Here are our top insights into how you can prepare for the digital SAT:
Learn the content and master each question type through pencil and paper SAT
Although you will be taking your SAT on a tablet or a computer, the knowledge and content for the digital SAT are still similar to the pencil and paper SAT. It’s not likely that CollegeBoard will abandon its many years of SAT question bank to create a brand new set of questions to evaluate your college readiness. Take advantage of all the available resources out there to learn the test on paper.
Drill down your mental math
While the digital SAT allows calculators for the entire math section, you have approximately 1.6 minutes per question. If you need to punch out the answer to every question, you will run out of time. In addition, time management is very important. You want to fly by the easier questions in the beginning with accuracy and confidence, so you have time to focus on the harder questions later. Just like sports, practice with intention. Build your mental math muscle.
Get familiar with the digital SAT testing app
The best way to do that right now is to sign up to take the PSAT in Fall 2023 and utilize the sample testing app available on College Board’s website. Getting familiar with the software with help ease the angst on your real test, but don’t focus solely on practicing on your device. Learn and review the content that will appear on the digital SAT. Hone your critical thinking and problem-solving skills. Build a good study routine and devote time to study for the SAT. These will help you prepare for both the digital SAT and college life!

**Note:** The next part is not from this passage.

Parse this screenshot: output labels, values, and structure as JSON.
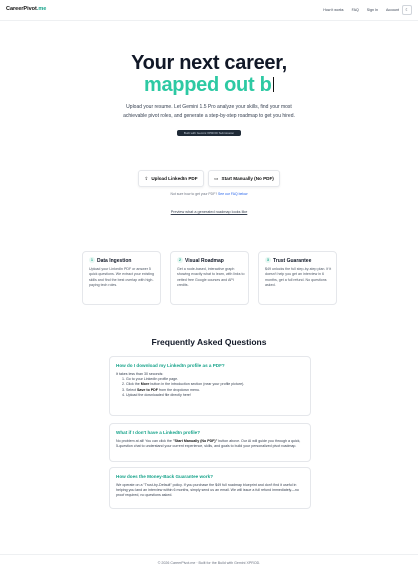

This would be the third revamp for the SAT since Insight Education was established, and our instructors have been working tirelessly to update our SAT curriculum since the announcement. In the meantime, check out our SAT Test Prep Courses or ACT Boot Camps! If you would like a more personalized approach (like 1:1 tutoring) or have questions about test scores in college admissions, don’t hesitate to reach out to us (firstname.lastname@example.org)!